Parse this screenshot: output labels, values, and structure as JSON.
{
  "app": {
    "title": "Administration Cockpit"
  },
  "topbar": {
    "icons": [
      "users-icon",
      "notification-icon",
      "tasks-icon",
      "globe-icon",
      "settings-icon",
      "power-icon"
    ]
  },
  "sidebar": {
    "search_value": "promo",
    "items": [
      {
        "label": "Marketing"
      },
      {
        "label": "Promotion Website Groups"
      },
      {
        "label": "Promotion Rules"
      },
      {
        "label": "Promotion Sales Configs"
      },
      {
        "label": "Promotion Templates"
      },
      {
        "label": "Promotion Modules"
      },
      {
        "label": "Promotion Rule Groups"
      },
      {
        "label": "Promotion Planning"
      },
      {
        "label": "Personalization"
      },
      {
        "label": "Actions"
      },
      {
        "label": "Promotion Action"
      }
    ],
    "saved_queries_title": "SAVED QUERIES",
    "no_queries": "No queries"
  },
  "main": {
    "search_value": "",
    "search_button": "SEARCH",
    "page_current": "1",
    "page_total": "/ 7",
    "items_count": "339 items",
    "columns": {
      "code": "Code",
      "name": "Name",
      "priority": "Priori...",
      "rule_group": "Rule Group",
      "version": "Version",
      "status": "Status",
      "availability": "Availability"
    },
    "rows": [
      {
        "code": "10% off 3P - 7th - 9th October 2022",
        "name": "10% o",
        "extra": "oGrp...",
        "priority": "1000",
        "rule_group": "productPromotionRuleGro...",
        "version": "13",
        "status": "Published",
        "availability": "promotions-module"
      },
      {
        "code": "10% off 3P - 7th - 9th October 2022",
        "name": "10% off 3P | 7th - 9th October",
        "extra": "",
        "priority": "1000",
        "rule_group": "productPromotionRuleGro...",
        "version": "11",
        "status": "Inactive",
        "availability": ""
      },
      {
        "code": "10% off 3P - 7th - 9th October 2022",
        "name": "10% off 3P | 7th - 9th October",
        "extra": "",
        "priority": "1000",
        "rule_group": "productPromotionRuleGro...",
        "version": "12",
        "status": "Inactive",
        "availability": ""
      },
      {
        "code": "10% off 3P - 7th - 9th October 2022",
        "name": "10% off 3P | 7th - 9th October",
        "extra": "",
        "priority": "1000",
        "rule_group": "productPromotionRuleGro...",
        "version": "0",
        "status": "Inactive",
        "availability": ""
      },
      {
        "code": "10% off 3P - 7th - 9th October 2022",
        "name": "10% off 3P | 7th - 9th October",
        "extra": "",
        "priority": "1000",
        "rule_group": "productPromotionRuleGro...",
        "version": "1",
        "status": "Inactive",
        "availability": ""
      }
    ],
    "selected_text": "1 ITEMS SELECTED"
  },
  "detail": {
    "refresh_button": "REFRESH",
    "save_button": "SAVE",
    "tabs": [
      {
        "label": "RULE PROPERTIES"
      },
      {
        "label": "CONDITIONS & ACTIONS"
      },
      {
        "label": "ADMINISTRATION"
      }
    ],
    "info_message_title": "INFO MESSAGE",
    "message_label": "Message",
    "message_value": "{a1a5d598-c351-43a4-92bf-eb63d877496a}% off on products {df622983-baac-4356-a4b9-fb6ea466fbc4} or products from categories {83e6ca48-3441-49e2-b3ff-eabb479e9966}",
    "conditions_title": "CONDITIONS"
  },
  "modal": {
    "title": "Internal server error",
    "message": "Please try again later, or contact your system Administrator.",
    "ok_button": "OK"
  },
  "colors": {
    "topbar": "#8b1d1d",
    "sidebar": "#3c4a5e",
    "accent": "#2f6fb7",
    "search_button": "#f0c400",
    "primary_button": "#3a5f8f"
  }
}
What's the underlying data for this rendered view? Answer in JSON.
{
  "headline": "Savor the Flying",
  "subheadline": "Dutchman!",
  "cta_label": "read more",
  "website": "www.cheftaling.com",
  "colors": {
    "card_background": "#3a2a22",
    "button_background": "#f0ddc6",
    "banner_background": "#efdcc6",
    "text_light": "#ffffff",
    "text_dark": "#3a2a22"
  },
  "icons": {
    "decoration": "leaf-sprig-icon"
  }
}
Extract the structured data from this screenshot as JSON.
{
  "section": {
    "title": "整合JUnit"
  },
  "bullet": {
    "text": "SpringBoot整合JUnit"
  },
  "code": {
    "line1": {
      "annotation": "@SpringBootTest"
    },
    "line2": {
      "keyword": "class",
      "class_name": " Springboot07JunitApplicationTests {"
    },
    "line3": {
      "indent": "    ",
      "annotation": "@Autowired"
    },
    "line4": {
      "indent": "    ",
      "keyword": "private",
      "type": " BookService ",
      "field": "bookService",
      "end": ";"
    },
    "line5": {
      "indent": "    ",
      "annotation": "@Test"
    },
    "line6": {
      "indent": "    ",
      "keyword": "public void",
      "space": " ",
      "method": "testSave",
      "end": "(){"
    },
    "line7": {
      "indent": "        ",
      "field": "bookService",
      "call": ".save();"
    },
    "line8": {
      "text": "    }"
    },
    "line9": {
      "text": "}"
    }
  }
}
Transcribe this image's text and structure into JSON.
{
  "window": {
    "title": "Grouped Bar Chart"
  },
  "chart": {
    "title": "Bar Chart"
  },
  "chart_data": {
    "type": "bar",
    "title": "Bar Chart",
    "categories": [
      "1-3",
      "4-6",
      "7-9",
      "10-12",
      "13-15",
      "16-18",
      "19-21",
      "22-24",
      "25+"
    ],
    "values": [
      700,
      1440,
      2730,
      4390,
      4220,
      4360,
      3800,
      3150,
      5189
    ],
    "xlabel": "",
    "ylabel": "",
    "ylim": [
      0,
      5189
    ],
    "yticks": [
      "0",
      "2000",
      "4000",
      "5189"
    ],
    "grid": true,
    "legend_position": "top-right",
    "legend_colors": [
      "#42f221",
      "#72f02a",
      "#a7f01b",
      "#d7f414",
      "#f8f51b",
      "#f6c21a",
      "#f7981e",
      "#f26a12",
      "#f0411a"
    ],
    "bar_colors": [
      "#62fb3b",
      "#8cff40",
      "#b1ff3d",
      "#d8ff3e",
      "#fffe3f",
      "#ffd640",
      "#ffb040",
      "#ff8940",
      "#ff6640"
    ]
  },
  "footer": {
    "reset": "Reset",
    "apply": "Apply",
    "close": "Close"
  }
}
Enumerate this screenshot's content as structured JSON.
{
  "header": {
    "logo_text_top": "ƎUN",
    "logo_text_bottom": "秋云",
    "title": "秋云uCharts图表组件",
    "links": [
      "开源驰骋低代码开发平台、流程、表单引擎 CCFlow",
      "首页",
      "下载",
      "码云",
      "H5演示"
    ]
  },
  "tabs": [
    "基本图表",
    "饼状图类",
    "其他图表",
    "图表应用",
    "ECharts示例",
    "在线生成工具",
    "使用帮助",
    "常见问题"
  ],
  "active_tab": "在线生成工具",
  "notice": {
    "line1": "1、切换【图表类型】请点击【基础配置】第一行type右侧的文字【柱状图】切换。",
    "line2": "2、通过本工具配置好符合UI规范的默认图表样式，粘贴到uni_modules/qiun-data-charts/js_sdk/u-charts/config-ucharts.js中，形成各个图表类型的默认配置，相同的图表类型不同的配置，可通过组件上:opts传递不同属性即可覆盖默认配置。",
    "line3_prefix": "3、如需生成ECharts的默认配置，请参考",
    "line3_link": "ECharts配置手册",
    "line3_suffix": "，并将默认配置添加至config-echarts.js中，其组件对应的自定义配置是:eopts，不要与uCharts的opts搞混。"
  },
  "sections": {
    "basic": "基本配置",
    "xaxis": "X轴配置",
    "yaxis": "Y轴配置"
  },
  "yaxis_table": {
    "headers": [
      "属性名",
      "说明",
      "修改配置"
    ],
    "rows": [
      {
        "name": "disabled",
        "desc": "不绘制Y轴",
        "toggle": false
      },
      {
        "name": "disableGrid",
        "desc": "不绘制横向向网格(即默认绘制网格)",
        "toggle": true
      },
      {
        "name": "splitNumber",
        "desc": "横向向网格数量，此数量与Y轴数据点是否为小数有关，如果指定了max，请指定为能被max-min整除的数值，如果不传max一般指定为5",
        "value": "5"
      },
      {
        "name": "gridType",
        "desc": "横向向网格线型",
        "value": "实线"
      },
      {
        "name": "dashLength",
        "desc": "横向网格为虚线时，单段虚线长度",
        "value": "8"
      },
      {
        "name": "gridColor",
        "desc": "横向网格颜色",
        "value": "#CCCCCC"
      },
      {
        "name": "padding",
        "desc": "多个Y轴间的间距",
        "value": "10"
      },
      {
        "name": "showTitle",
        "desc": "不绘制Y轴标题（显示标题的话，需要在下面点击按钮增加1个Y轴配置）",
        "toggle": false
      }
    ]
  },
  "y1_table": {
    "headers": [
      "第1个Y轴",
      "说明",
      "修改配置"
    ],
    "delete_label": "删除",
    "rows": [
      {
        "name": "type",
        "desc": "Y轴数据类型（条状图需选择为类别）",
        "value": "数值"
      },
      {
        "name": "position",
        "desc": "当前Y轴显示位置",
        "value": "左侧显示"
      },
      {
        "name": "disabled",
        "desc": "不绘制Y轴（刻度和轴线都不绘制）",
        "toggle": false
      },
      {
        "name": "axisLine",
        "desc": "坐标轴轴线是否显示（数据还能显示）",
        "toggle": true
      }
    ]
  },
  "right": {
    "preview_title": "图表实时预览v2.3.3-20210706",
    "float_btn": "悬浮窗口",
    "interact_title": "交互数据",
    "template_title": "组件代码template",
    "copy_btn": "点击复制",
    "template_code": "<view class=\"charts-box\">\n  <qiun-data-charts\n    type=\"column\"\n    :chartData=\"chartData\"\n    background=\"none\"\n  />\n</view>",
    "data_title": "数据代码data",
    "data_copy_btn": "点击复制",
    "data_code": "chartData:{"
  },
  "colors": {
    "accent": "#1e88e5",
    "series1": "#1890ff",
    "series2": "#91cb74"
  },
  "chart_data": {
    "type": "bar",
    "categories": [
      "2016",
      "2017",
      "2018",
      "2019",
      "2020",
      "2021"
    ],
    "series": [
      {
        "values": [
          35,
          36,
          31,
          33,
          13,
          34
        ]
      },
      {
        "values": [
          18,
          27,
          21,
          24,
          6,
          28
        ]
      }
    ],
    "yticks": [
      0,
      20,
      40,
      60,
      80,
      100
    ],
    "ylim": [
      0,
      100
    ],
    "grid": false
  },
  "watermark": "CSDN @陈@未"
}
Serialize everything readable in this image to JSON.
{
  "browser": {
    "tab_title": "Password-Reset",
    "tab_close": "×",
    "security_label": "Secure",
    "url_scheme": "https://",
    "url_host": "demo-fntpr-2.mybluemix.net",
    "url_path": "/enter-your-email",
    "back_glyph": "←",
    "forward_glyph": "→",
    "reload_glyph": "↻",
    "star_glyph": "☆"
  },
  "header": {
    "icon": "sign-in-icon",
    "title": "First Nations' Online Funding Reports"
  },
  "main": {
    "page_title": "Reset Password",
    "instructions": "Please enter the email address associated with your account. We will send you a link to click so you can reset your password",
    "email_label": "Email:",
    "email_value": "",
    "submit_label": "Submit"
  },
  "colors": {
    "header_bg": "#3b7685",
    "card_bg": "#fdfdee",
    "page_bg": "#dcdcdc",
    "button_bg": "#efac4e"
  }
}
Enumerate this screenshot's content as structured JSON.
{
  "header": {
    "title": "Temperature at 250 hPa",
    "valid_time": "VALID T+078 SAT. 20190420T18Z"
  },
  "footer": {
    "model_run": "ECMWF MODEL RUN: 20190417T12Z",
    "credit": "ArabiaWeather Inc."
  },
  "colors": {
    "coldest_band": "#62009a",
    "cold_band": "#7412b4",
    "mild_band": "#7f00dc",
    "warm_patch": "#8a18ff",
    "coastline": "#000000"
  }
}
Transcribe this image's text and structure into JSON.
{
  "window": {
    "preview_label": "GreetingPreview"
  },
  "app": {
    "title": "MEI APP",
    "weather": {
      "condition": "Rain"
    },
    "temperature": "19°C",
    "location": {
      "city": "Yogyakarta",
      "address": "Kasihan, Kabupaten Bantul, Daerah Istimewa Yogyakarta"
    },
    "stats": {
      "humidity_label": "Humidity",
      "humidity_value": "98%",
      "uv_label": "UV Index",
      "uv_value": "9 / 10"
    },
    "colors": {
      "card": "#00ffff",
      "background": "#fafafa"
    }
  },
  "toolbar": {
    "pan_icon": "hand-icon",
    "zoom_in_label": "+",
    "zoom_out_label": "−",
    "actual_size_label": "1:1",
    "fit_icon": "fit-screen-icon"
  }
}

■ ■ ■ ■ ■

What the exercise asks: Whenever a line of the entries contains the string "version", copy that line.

Output of the exercise:
      "version": "Version",
        "version": "13",
        "version": "11",
        "version": "12",
        "version": "0",
        "version": "1",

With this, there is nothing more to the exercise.